Exercise -
Please repeat the data in full, character for character.
(Given entries)
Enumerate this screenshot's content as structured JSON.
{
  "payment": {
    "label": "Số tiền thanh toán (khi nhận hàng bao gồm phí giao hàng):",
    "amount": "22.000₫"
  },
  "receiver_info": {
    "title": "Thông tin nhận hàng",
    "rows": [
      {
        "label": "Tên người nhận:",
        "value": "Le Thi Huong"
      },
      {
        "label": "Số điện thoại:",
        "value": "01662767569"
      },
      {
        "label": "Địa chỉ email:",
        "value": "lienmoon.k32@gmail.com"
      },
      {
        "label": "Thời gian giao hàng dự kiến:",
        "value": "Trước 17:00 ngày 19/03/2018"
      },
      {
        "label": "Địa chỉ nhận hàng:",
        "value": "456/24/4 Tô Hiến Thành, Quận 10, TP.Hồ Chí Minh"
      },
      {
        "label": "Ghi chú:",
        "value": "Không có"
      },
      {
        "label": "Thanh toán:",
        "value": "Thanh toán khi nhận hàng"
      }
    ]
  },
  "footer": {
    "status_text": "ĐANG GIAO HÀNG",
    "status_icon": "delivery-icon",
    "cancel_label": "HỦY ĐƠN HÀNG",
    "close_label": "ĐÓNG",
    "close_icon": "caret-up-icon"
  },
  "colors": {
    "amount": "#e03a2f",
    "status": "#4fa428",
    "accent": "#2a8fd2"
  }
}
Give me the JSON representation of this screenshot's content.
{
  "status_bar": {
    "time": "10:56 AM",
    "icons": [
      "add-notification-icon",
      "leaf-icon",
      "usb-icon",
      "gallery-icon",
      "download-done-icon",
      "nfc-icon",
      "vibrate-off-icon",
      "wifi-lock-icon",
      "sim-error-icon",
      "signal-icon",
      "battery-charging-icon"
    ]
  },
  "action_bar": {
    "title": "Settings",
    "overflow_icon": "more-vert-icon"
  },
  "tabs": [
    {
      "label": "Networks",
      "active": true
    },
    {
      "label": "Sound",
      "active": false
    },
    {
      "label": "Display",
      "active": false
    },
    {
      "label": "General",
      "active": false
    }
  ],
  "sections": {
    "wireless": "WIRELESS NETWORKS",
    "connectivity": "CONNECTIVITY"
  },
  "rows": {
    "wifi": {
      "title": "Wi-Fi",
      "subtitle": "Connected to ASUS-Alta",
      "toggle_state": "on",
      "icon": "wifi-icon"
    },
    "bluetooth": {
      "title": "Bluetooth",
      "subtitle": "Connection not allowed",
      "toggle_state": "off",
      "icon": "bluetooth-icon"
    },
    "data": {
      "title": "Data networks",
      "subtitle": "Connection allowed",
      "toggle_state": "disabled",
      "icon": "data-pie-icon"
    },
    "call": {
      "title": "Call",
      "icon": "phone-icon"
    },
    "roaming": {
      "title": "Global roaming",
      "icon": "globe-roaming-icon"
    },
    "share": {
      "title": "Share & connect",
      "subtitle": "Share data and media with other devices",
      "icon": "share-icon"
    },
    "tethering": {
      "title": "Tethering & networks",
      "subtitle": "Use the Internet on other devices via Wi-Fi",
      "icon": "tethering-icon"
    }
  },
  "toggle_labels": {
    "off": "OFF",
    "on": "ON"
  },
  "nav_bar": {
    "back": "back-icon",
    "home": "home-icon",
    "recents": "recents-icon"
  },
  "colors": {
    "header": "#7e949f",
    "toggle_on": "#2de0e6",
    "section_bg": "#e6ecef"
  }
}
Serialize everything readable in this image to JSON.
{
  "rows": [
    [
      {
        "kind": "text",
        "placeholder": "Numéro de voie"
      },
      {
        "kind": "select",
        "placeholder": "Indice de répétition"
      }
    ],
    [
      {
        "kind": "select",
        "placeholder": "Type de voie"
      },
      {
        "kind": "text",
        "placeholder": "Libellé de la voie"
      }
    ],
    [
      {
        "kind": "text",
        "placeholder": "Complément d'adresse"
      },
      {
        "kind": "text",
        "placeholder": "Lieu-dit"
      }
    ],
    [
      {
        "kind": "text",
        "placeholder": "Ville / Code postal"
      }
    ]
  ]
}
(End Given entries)
Written answer -
Enumerate this screenshot's content as structured JSON.
{
  "payment": {
    "label": "Số tiền thanh toán (khi nhận hàng bao gồm phí giao hàng):",
    "amount": "22.000₫"
  },
  "receiver_info": {
    "title": "Thông tin nhận hàng",
    "rows": [
      {
        "label": "Tên người nhận:",
        "value": "Le Thi Huong"
      },
      {
        "label": "Số điện thoại:",
        "value": "01662767569"
      },
      {
        "label": "Địa chỉ email:",
        "value": "lienmoon.k32@gmail.com"
      },
      {
        "label": "Thời gian giao hàng dự kiến:",
        "value": "Trước 17:00 ngày 19/03/2018"
      },
      {
        "label": "Địa chỉ nhận hàng:",
        "value": "456/24/4 Tô Hiến Thành, Quận 10, TP.Hồ Chí Minh"
      },
      {
        "label": "Ghi chú:",
        "value": "Không có"
      },
      {
        "label": "Thanh toán:",
        "value": "Thanh toán khi nhận hàng"
      }
    ]
  },
  "footer": {
    "status_text": "ĐANG GIAO HÀNG",
    "status_icon": "delivery-icon",
    "cancel_label": "HỦY ĐƠN HÀNG",
    "close_label": "ĐÓNG",
    "close_icon": "caret-up-icon"
  },
  "colors": {
    "amount": "#e03a2f",
    "status": "#4fa428",
    "accent": "#2a8fd2"
  }
}
Give me the JSON representation of this screenshot's content.
{
  "status_bar": {
    "time": "10:56 AM",
    "icons": [
      "add-notification-icon",
      "leaf-icon",
      "usb-icon",
      "gallery-icon",
      "download-done-icon",
      "nfc-icon",
      "vibrate-off-icon",
      "wifi-lock-icon",
      "sim-error-icon",
      "signal-icon",
      "battery-charging-icon"
    ]
  },
  "action_bar": {
    "title": "Settings",
    "overflow_icon": "more-vert-icon"
  },
  "tabs": [
    {
      "label": "Networks",
      "active": true
    },
    {
      "label": "Sound",
      "active": false
    },
    {
      "label": "Display",
      "active": false
    },
    {
      "label": "General",
      "active": false
    }
  ],
  "sections": {
    "wireless": "WIRELESS NETWORKS",
    "connectivity": "CONNECTIVITY"
  },
  "rows": {
    "wifi": {
      "title": "Wi-Fi",
      "subtitle": "Connected to ASUS-Alta",
      "toggle_state": "on",
      "icon": "wifi-icon"
    },
    "bluetooth": {
      "title": "Bluetooth",
      "subtitle": "Connection not allowed",
      "toggle_state": "off",
      "icon": "bluetooth-icon"
    },
    "data": {
      "title": "Data networks",
      "subtitle": "Connection allowed",
      "toggle_state": "disabled",
      "icon": "data-pie-icon"
    },
    "call": {
      "title": "Call",
      "icon": "phone-icon"
    },
    "roaming": {
      "title": "Global roaming",
      "icon": "globe-roaming-icon"
    },
    "share": {
      "title": "Share & connect",
      "subtitle": "Share data and media with other devices",
      "icon": "share-icon"
    },
    "tethering": {
      "title": "Tethering & networks",
      "subtitle": "Use the Internet on other devices via Wi-Fi",
      "icon": "tethering-icon"
    }
  },
  "toggle_labels": {
    "off": "OFF",
    "on": "ON"
  },
  "nav_bar": {
    "back": "back-icon",
    "home": "home-icon",
    "recents": "recents-icon"
  },
  "colors": {
    "header": "#7e949f",
    "toggle_on": "#2de0e6",
    "section_bg": "#e6ecef"
  }
}
Serialize everything readable in this image to JSON.
{
  "rows": [
    [
      {
        "kind": "text",
        "placeholder": "Numéro de voie"
      },
      {
        "kind": "select",
        "placeholder": "Indice de répétition"
      }
    ],
    [
      {
        "kind": "select",
        "placeholder": "Type de voie"
      },
      {
        "kind": "text",
        "placeholder": "Libellé de la voie"
      }
    ],
    [
      {
        "kind": "text",
        "placeholder": "Complément d'adresse"
      },
      {
        "kind": "text",
        "placeholder": "Lieu-dit"
      }
    ],
    [
      {
        "kind": "text",
        "placeholder": "Ville / Code postal"
      }
    ]
  ]
}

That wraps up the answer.